  -- update target: the version(s) that 'monotone update' will take
      you to (maybe allow a branch as the selector value, and that
      means what 'monotone update -bfoo' does?)  Requires a working
     possible letters: U?
     usage: 'monotone diff -rB: -rU:' prints the changes that will be
      applied to the working copy if 'monotone update' is run.

  -- branch point: the minimal common ancestor(s) of the current version
      and the heads of some other branch.  In sh:
       (monotone automate ancestors $(cat MT/revision) &&
        monotone automate heads $BRANCH | monotone automate ancestors 
address@hidden) \
       | sort | uniq -d | monotone erase_ancestors address@hidden
      Requires a working copy.
     possible letters: B? ("branch"), S? ("split")
      'monotone diff -rS:net.venge.monotone'
        -- what does this branch have that net.venge.monotone doesn't?
      'monotone diff -rS:net.venge.monotone -rh:net.venge.monotone'
        -- what does net.venge.monotone have that this branch doesn't?

  -- predecessor: takes a number (defaults to 1), and after evaluating
      the rest of the selector, replaces each selected revision with
      the set of revisions that are reachable by taking a length-n
      walk upwards from that revision.
     possible letters: P? ("predecessor", "parent") A? ("ancestor")

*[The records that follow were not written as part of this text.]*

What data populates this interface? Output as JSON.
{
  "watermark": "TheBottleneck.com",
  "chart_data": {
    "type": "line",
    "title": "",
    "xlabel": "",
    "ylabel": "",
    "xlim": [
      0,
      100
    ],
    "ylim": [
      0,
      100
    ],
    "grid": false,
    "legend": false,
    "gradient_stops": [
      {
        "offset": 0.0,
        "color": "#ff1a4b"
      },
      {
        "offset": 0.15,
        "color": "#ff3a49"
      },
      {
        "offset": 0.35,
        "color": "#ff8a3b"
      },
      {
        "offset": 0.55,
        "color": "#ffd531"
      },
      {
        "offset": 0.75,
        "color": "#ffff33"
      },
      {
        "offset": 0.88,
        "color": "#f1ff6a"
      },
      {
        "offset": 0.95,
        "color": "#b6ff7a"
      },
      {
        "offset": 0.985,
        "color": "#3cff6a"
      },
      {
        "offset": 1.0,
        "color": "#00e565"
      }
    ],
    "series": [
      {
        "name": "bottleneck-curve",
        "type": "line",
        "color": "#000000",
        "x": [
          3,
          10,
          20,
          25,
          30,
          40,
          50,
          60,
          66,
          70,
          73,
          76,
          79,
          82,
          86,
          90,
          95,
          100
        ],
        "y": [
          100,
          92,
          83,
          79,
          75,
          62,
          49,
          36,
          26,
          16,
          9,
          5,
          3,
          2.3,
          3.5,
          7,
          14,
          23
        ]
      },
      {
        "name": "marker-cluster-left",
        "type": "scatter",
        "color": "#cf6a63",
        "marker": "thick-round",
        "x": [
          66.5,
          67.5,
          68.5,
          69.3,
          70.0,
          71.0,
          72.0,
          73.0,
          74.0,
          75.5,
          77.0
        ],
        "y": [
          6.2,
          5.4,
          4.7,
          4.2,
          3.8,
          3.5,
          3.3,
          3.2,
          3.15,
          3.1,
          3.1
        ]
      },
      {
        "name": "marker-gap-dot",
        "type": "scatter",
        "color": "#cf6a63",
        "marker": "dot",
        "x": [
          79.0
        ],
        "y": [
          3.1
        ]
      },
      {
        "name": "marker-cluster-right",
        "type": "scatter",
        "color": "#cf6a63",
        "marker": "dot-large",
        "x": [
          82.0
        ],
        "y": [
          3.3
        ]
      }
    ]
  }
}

  -- successor: same as predecessor, but with a downward walk.
     Possible letters: S? C? ("child"), D? ("descendent")

  -- heads: after evaluating the rest of the selector, runs
      erase_ancestors on the set so generated.
     possible letters: H?
     (NB: different from non-magic "h:" which gives heads of a branch
     -- this will probably confuse people?)

  -- disambiguation: Takes a single number.  When the rest of the
      selector does not specify a unique revision, then this can be
      used to pick the nth of the revisions that were narrowed down to
      (ordered lexicographically, say).
     possible letters: N?  D?
     usage: 'monotone diff -rfoo' <get a message saying that there are
      three revisions matching foo, with a list.  list has a number in
      front of each> 'monotone diff -rfoo/N:2' (to pick the second
      item in that list)
     usage: 'monotone update' <get a message saying there are multiple
      update targets, use 'update -rU:/N:<number>' to pick from
      following list:>


We've been resisting adding any sort of recursive syntax to
selectors; to date a correct way to interpret them has been to
calculate the set specified by each piece, and then intersect those
sets.  Predecessor/successors/heads/disambiguate all violate this, and
raise funky questions -- e.g., what order they are applied in matters.

One solution would be to define a order -- first intersective
selectors, then predecessor, then successor, then head, then
disambiguation.  (or maybe only one of predecessor and successor is
allowed?  doing one after the other is meaningful (it gives you
"siblings" or "cousins" or somesuch), but may be confusing, and how
do we pick which order is better?)

Another solution would be to actually make them "procedural", say that
they're evaluated from left to right.  This gives the same result for
the current selectors, and adds some flexibility -- you can chain
things together.  It's also the sort of design that people seem to
find intuitively appealing to reason about, AFAICT; maybe this is the
best approach.

The whole thing is a chunk of complexity, but between being something
that only power users need to know about, and how often people request
things along these lines, may be justified.  An important question,
though, is whether they actually _will_ help with the cases people
keep complaining about -- perhaps dealing with these would be too
complex, they're too hard to type, etc.?  Would people actually use
them?  ...I guess only experience can really answer this.


-- Nathaniel

Eternity is very long, especially towards the end.
  -- Woody Allen

reply via email to

[Prev in Thread] Current Thread [Next in Thread]